State how many lines in the entries below hold the word "icon", with nothing besides the number.

————

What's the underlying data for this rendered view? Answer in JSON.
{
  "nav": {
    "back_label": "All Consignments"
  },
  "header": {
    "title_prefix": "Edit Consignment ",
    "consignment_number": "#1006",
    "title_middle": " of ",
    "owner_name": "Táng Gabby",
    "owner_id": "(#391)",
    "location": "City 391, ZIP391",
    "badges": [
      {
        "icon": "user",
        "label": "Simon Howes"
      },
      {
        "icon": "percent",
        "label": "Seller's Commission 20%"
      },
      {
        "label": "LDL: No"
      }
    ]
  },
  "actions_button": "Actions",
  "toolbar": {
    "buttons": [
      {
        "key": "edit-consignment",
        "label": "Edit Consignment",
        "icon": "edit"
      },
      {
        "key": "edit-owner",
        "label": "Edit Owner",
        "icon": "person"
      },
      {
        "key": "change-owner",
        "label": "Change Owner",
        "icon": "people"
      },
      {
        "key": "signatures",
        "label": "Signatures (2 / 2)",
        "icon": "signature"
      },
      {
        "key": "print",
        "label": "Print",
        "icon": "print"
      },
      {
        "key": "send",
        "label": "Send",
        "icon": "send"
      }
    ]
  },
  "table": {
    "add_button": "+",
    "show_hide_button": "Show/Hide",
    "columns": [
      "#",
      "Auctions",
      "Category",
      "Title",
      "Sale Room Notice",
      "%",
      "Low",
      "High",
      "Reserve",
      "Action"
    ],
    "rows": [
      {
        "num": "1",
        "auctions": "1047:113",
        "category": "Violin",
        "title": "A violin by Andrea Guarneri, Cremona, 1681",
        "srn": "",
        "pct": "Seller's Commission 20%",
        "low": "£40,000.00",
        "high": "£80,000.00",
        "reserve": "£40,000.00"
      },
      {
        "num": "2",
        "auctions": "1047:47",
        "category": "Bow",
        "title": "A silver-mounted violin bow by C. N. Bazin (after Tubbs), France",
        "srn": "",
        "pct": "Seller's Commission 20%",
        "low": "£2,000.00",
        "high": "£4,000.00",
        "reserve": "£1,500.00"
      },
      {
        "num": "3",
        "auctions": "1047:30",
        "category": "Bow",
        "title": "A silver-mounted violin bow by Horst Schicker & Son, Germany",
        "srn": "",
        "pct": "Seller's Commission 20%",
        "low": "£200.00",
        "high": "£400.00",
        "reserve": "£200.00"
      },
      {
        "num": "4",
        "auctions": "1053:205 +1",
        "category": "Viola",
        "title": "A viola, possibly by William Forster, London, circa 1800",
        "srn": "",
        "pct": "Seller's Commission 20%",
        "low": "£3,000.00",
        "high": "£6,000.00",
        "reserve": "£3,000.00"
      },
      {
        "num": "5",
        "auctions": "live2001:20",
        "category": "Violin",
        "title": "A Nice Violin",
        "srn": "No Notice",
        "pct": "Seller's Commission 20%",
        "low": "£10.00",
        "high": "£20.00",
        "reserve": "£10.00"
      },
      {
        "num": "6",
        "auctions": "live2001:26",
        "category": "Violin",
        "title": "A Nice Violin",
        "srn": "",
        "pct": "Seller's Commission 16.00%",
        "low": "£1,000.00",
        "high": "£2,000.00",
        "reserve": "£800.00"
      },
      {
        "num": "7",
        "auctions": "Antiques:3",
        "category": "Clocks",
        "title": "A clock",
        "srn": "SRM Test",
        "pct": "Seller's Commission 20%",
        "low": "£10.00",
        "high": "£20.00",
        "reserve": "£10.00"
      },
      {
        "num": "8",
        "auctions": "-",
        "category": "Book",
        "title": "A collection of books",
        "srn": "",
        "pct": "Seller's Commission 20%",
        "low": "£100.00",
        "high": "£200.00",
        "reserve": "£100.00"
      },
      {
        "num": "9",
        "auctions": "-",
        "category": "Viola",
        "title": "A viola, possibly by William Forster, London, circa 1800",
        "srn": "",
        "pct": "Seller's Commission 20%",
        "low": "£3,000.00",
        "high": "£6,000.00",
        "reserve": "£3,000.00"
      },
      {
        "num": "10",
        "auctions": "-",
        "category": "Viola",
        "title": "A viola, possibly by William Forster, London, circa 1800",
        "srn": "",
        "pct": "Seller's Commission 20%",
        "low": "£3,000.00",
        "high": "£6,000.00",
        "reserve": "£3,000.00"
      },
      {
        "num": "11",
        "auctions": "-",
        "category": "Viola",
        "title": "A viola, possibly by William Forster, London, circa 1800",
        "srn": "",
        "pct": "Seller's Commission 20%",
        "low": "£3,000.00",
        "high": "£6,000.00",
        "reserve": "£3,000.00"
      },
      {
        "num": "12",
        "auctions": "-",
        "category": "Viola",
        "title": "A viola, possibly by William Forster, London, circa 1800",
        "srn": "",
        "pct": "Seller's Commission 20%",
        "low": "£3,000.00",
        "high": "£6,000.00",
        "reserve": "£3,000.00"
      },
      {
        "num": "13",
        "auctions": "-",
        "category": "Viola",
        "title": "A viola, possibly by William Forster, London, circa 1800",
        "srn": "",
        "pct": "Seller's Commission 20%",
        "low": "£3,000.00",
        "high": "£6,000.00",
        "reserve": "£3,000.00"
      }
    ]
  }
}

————

TASK OUTPUT -> 8